### [EXERCISE AIM]
Look through the records below and say how many lines include "Dina". Give only that number.

---+---

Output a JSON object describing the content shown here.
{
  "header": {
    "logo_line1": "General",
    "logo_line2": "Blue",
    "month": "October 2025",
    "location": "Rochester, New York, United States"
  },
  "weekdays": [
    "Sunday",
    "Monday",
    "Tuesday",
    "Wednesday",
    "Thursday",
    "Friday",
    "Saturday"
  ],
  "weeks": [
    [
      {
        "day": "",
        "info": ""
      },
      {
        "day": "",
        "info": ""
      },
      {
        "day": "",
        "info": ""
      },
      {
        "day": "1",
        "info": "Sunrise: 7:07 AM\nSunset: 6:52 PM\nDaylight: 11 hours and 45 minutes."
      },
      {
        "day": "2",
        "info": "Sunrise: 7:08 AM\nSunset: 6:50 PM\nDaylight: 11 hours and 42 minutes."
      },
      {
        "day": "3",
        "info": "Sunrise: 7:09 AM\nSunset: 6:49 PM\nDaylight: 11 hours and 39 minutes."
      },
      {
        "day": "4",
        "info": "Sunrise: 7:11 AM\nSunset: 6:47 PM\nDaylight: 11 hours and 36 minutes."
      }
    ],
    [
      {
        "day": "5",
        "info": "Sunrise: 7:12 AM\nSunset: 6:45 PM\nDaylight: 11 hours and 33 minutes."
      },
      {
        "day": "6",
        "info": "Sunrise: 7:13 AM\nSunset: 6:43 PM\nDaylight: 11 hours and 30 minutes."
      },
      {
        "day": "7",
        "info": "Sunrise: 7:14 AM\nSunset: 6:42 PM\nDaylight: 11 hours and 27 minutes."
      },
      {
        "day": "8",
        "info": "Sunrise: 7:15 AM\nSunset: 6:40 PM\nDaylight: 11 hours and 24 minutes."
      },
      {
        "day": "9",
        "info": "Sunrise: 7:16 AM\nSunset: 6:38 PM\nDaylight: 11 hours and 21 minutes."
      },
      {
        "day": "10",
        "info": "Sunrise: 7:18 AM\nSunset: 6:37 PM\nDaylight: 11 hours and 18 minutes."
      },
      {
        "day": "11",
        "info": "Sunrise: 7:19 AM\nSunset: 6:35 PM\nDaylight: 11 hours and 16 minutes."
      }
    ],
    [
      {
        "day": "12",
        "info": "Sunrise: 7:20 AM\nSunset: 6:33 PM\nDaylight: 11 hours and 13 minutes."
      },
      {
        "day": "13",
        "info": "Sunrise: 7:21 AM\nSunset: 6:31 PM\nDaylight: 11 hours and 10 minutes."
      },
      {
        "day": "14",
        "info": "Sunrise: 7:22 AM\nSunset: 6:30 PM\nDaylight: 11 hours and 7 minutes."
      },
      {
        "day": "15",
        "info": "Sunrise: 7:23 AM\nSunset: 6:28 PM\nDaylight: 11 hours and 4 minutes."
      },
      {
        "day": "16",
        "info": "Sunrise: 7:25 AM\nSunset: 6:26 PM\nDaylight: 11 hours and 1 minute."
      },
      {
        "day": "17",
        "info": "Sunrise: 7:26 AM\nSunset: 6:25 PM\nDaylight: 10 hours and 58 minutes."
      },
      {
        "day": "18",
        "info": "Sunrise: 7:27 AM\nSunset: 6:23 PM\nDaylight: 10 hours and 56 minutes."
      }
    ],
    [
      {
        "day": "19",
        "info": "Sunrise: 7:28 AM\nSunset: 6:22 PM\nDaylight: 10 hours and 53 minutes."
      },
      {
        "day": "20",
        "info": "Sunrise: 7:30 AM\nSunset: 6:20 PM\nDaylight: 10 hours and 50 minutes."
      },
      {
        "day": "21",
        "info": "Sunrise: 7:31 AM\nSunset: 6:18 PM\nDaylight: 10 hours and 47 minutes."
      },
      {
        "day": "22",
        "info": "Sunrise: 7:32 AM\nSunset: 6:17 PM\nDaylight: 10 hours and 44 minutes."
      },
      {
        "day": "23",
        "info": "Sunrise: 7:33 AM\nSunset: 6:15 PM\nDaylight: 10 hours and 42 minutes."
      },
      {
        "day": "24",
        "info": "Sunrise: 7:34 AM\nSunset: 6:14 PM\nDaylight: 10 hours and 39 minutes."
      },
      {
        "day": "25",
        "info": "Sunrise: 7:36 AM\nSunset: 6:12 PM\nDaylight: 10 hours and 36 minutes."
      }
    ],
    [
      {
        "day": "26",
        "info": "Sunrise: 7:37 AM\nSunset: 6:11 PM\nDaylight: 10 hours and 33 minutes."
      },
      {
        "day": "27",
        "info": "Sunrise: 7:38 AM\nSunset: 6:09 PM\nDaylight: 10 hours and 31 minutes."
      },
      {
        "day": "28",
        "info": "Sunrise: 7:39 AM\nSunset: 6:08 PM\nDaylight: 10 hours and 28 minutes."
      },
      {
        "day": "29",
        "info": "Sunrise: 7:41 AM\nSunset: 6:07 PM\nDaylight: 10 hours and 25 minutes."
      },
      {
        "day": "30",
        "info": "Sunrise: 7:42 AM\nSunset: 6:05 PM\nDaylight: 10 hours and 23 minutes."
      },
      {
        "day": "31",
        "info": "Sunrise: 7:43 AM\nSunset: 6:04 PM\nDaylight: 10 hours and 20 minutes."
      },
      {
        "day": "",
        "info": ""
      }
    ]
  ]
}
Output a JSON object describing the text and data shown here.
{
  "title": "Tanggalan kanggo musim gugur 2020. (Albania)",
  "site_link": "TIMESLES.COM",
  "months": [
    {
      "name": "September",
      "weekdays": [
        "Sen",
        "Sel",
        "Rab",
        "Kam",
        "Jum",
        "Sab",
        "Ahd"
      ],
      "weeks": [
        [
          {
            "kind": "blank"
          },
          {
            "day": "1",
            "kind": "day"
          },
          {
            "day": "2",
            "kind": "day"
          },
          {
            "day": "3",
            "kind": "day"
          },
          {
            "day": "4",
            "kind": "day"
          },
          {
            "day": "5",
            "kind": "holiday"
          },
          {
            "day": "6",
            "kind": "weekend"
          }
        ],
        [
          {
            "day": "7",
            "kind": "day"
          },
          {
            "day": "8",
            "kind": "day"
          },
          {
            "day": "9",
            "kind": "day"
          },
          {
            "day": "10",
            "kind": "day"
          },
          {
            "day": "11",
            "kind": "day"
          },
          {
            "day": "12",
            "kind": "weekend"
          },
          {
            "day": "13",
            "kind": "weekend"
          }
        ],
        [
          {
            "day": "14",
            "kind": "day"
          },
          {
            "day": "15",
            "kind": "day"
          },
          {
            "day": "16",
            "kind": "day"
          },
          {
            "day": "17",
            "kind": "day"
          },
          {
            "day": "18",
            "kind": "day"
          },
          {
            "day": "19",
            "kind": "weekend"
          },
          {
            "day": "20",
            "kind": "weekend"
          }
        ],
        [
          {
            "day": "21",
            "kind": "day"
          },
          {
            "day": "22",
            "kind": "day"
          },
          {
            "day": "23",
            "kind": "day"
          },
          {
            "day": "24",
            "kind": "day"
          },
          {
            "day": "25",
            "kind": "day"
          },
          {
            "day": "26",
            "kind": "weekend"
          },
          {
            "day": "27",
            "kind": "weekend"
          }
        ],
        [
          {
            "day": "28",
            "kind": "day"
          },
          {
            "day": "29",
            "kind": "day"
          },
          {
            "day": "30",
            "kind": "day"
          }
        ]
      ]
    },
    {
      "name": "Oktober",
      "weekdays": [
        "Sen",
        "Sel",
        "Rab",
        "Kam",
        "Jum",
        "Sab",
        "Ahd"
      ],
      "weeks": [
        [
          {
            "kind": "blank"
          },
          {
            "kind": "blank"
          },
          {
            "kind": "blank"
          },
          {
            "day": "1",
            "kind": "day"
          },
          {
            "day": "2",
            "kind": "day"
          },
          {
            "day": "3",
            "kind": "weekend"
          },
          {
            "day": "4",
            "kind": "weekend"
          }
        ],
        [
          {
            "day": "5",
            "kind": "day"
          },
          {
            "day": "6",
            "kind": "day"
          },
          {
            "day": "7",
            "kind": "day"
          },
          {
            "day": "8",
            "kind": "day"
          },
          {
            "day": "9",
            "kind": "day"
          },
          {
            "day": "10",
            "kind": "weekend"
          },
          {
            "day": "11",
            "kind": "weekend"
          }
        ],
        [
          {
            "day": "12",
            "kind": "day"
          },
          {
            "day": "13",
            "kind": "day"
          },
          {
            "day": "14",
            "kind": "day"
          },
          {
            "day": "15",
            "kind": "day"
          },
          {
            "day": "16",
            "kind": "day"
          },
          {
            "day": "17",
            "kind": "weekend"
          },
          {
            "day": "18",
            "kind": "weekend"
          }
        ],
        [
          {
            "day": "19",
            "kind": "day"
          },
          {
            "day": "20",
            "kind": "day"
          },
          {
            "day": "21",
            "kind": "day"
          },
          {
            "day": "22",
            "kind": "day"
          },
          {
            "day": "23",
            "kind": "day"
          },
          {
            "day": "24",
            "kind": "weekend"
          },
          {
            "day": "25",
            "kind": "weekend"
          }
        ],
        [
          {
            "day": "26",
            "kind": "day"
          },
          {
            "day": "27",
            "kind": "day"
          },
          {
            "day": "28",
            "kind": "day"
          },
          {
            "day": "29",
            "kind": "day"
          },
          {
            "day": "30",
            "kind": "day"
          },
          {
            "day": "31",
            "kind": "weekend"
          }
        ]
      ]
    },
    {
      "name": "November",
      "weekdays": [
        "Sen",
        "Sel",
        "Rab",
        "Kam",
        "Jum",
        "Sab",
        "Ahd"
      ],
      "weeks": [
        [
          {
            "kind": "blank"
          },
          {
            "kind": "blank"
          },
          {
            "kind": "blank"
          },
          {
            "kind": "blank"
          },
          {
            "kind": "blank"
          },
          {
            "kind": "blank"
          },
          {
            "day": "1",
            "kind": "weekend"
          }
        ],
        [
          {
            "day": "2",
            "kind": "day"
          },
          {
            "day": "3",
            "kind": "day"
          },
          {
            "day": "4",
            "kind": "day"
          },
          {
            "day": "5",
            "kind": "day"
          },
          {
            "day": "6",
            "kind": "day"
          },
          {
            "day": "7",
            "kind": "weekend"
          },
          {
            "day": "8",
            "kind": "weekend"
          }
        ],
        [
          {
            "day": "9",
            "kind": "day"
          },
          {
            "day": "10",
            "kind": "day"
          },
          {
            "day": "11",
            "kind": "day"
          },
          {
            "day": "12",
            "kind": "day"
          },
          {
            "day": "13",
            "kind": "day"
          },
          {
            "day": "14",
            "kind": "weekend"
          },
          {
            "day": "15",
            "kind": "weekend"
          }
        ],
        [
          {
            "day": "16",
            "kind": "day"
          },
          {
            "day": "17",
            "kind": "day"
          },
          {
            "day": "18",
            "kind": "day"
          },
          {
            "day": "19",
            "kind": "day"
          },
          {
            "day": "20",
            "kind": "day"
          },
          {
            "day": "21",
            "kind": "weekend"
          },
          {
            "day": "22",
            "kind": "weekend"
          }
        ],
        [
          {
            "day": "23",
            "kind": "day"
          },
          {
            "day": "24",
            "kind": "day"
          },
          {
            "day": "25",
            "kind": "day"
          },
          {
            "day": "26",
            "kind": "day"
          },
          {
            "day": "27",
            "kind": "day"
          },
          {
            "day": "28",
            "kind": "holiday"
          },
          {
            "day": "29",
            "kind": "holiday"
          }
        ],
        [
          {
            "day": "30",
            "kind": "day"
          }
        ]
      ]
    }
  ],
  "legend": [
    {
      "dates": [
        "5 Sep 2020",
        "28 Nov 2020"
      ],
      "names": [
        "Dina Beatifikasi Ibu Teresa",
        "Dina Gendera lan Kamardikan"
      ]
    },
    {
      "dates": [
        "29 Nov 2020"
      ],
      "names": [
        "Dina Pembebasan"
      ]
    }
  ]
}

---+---

### [OUTPUT OF THE TASK]
3